Recently, a number of videos have circulated online showing citizens celebrating the birthday of potholes on major roads in different countries. The videos are in protest against the condition of roads and streets, the delay in maintenance, as well as to deliver a message to those responsible to act. New tactics has gathered a few examples of those who used birthday celebrations as a way to protest against ineffective local governance.
Documenting the impact of human rights advocacy work can be difficult. Traditional strategies to track and evaluate progress are often ill-suited to monitor progress in a field where change can be hard to measure. Still, better understanding how and why organizations succeed can help inform and strengthen strategy.

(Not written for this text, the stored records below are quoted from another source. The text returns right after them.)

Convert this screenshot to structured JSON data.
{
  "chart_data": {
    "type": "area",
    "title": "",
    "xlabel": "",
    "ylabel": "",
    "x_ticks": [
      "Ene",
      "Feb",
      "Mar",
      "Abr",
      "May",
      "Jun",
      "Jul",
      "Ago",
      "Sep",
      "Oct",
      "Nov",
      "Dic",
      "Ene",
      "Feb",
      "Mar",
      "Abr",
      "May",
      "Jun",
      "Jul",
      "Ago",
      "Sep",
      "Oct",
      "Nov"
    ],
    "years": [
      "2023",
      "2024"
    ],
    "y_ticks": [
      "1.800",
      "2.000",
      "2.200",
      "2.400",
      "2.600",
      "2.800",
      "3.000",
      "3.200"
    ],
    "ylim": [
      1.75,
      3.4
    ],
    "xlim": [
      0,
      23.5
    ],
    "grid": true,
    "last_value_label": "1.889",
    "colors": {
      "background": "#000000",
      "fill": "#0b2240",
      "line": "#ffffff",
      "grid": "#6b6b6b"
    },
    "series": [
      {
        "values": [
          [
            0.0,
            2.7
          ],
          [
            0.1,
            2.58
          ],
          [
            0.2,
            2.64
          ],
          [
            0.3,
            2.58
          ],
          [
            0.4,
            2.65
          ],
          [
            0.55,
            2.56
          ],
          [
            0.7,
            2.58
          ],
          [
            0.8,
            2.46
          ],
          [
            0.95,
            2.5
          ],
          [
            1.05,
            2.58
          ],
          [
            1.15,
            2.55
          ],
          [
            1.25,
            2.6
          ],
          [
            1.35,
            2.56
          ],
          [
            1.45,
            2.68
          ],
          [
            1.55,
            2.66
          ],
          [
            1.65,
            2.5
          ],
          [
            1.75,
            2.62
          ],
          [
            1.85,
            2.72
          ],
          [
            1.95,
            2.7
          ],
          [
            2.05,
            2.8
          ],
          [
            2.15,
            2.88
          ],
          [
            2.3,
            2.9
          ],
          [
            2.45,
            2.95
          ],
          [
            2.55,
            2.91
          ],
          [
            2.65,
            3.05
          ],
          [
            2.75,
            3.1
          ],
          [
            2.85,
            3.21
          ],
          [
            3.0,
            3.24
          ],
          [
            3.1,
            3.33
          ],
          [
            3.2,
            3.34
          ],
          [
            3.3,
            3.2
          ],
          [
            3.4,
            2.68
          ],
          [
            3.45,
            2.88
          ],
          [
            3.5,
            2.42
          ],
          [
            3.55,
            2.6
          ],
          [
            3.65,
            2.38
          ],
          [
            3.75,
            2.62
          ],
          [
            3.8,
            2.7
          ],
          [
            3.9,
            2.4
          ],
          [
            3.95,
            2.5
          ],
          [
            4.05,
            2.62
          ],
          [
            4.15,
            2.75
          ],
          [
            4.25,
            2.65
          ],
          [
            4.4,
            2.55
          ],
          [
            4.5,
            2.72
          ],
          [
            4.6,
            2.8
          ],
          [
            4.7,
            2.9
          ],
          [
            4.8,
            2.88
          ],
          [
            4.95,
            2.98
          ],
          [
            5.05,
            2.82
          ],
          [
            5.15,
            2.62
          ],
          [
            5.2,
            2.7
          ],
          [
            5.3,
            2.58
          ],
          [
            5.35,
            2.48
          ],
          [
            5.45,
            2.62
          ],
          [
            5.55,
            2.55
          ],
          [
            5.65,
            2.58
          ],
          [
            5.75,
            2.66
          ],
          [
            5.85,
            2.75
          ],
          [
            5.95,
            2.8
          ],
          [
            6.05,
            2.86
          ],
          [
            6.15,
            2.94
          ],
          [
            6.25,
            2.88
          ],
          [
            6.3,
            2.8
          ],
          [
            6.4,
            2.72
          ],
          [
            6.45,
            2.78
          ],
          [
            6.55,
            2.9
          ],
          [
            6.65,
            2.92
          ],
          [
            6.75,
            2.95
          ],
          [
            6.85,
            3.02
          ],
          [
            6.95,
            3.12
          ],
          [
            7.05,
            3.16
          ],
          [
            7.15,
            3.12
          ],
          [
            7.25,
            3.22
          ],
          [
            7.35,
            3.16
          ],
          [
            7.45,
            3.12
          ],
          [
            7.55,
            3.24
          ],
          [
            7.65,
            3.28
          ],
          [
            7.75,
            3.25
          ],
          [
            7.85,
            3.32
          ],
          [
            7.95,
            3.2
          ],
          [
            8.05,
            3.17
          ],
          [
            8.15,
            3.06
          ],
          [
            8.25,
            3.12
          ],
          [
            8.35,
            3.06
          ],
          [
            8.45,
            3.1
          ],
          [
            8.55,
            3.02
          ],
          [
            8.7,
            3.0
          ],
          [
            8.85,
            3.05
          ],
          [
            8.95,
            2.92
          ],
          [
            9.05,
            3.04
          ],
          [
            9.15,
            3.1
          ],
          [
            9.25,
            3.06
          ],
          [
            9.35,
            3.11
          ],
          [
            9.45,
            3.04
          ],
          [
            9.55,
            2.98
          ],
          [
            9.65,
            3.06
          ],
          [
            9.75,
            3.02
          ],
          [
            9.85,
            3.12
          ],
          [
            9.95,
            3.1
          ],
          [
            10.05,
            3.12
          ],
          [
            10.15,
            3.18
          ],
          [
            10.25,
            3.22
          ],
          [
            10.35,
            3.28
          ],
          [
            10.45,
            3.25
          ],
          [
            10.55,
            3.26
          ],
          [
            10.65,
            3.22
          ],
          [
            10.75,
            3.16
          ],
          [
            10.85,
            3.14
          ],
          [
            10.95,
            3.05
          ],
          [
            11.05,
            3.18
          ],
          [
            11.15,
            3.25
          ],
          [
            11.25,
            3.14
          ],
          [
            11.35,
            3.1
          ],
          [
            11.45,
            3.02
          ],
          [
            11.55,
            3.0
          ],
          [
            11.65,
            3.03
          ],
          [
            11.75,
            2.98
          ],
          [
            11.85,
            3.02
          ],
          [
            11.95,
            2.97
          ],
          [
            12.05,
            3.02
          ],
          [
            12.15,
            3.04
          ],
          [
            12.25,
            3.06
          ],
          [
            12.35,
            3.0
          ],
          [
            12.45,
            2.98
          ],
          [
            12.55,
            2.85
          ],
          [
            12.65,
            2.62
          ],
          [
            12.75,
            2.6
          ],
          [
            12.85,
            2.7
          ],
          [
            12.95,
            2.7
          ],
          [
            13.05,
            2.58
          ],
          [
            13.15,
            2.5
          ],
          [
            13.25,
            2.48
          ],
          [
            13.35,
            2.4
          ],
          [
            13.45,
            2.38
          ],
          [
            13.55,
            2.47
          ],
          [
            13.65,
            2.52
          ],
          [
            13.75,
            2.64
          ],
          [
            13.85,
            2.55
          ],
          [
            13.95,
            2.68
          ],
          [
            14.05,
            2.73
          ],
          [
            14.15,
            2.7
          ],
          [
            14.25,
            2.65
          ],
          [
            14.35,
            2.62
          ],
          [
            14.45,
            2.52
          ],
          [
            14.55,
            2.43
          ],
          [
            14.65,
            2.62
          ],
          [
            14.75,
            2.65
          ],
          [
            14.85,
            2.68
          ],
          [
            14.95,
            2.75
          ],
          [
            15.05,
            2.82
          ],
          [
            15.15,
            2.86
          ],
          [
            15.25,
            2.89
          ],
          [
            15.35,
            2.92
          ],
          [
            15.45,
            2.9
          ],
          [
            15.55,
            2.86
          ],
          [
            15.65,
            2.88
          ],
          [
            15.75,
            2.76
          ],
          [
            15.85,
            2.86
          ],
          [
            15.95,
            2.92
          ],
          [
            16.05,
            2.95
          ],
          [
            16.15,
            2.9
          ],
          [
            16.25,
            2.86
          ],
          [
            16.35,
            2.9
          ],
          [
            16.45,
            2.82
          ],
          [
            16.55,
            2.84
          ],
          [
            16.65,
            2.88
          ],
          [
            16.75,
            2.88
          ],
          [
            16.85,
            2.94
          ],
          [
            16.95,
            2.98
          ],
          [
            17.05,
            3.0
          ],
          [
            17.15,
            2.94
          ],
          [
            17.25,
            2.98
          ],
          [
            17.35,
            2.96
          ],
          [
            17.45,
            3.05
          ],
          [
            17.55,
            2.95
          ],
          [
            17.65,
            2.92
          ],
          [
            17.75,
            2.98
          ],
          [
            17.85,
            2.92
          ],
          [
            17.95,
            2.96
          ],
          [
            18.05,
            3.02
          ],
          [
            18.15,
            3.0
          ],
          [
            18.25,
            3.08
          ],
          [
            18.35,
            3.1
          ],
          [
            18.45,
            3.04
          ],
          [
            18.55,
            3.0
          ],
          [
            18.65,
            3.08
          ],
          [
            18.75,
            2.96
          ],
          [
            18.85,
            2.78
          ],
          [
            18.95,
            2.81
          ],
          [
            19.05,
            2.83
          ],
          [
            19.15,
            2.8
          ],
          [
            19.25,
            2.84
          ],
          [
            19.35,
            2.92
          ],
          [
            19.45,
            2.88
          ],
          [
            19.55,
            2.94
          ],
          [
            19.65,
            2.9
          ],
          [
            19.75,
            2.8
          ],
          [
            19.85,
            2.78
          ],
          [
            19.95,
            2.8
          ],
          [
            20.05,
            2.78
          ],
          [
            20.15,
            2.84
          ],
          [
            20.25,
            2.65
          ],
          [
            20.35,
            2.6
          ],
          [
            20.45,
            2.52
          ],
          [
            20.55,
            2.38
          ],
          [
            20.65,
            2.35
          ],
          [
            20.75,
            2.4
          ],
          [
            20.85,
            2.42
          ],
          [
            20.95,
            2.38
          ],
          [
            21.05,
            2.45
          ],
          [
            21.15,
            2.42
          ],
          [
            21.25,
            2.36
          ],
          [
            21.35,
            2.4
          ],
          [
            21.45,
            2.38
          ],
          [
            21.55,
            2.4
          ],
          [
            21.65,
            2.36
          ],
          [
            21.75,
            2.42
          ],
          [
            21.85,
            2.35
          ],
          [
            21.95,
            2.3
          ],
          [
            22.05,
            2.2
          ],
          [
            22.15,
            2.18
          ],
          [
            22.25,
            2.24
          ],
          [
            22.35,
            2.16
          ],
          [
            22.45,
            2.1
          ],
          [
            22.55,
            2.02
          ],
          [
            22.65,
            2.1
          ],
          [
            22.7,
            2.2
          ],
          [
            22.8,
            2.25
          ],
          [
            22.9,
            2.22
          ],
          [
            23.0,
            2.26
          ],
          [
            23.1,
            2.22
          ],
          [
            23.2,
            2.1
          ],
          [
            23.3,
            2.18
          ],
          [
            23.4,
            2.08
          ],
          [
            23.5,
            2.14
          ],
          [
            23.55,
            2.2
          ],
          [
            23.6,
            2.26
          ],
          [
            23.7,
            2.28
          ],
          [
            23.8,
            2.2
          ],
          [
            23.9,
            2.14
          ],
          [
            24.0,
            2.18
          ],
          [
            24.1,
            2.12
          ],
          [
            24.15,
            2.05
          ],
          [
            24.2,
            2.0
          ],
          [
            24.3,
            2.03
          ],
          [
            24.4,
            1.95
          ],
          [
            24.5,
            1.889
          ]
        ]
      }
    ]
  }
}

Visual imagery can be a powerful medium for mobilization and awareness around a specific issue. These depictions are especially potent if they utilize a consistent symbol, one that can capture the issue in a vivid and recognizable way. The Resource Centre for Gender Equality (ABAAD), established in 2011, has risen to considerable prominence for its annual “16 Days of Activism” campaigns, each with a different theme to address gender equity in the Middle East and North Africa (MENA) region.